Martin Scorsese once said that film fills the spiritual need of people to share a common memory. What gives the Wenders/Shepard collaborations their energy is that they begin in a condition of near amnesia. As the estranged characters struggle to reconcile with their long separation, cinema itself functions as a form of memory. In Paris, Texas, it was home footage that tied the characters together. Here the vestiges of Howard's movie stardom serve that purpose, while Wenders uses the landscape of the American Southwest as a tool to comment on the struggle to maintain that reunion.
The dialogue and plot both draw heavily on absurdist theater, which is a powerful but dangerous technique. The exchanges among the film's experienced actors -- Shepard, Jessica Lange as his wife, and the phenomenal Tim Roth as the studio Pinkerton -- work in conjunction with the film's stilted narrative in a weird, wonderful way. When the same kind of dialogue is delivered by Howard's son Earl (Gabriel Mann), on the other hand, it is almost unbearable.
This film is not quite as strong as Paris, Texas. But this is a profound work, principally for the way in which Wenders wields the Western as double-edged sword. Here genre is a lens and a mask, a tool through which the filmmaker can comment and behind which the characters can hide.
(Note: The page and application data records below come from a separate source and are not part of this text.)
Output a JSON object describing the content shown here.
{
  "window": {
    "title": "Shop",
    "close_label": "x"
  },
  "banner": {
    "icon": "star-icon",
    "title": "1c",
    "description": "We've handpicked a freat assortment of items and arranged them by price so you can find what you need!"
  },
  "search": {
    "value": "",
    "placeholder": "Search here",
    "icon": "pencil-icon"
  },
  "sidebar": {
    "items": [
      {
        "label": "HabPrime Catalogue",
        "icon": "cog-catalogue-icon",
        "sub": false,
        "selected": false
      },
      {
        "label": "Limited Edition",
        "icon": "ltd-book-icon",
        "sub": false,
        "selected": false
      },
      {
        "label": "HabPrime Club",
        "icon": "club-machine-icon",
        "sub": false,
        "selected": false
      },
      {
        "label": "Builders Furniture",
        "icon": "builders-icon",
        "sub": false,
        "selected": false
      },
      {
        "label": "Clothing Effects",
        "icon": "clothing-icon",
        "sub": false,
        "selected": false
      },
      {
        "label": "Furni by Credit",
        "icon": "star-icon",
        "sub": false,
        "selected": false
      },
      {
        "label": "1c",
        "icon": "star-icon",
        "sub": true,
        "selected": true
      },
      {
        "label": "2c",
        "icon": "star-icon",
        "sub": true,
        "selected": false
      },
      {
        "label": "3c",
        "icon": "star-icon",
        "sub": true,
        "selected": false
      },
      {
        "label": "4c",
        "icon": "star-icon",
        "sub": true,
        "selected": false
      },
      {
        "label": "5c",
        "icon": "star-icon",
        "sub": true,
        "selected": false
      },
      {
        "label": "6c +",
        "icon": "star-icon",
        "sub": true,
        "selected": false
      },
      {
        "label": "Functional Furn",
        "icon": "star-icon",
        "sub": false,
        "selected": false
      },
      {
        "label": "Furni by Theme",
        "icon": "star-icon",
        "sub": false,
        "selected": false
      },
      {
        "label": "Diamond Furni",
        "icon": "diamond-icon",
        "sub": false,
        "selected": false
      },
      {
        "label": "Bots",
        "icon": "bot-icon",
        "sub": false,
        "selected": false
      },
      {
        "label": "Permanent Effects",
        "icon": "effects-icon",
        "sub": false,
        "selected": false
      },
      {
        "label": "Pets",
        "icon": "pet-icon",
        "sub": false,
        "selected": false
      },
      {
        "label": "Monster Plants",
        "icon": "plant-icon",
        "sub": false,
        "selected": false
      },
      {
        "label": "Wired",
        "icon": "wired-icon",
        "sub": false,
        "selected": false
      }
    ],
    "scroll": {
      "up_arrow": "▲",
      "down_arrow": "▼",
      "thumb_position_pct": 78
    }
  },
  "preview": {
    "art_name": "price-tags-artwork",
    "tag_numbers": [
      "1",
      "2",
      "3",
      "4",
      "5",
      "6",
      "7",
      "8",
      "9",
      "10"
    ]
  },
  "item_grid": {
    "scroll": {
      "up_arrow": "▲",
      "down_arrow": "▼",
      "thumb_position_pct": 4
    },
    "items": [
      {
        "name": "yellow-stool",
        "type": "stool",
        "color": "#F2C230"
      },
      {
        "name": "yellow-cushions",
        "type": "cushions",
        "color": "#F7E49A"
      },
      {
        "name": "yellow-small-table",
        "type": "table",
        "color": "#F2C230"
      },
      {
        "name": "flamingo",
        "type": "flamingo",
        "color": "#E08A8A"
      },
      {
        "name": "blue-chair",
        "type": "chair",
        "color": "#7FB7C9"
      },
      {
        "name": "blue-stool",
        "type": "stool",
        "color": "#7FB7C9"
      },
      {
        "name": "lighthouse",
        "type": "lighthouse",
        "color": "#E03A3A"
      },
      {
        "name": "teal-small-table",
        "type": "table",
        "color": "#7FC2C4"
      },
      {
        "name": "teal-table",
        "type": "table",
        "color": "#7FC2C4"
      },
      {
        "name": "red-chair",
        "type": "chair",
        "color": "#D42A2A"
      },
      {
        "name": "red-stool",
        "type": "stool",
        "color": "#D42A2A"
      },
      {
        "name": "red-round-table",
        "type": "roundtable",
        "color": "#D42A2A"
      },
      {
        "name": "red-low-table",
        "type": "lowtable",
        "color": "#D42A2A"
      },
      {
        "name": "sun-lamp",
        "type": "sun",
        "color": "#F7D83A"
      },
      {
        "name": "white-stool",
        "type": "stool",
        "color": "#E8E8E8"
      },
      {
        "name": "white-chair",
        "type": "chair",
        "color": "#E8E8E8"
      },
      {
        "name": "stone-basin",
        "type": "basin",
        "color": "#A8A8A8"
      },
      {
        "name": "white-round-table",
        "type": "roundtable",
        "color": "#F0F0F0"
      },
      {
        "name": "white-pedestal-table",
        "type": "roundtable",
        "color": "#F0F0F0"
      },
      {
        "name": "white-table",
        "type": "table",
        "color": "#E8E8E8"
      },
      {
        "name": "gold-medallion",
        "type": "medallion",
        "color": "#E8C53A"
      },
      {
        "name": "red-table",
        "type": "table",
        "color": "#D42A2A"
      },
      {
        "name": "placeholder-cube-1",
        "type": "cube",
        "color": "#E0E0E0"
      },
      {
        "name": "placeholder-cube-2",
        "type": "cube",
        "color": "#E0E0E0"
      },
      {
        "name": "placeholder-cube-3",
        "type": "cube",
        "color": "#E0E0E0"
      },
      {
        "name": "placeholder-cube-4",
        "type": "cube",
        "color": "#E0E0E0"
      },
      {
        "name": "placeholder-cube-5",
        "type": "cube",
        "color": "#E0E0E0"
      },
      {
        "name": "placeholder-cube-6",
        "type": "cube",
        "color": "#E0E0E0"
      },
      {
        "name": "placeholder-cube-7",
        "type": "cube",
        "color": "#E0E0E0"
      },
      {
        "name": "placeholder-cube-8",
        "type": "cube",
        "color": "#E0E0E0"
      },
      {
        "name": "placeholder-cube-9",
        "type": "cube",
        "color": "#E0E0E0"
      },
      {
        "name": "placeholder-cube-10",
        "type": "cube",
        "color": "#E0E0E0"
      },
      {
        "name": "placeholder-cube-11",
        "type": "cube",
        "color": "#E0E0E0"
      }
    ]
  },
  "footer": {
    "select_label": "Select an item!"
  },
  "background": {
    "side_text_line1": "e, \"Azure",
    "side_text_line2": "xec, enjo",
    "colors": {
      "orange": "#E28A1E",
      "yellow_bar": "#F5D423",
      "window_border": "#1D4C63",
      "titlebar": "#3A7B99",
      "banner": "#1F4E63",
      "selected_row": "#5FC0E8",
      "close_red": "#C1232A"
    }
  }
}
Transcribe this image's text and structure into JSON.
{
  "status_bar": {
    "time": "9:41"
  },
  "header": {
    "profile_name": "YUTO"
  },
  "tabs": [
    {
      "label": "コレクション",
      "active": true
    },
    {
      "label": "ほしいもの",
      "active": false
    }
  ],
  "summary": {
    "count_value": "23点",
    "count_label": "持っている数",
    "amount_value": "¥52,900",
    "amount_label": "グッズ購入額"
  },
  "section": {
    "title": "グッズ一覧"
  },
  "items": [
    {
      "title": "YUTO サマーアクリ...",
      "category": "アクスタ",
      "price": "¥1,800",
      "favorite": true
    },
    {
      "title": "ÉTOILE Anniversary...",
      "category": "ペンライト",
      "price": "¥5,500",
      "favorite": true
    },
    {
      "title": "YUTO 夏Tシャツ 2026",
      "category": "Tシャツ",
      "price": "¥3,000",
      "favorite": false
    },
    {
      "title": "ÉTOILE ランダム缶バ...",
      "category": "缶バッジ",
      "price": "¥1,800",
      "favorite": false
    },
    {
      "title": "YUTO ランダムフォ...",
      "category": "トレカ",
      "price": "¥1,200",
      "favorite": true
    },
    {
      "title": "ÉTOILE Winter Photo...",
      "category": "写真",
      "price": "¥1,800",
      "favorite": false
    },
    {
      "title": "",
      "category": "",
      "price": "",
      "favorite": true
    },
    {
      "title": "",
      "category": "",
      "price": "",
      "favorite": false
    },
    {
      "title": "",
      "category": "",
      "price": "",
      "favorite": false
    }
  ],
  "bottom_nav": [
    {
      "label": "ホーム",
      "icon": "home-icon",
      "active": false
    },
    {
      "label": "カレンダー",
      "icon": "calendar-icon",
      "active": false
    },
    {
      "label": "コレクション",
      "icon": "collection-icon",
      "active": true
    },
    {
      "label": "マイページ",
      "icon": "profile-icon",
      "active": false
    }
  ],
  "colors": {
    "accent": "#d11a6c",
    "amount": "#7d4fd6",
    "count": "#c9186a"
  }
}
Sadly, the characters' awareness of their roles makes it harder to be simultaneously enthralled by Don't Come Knocking's layered commentary and immersed in these characters' struggles as well.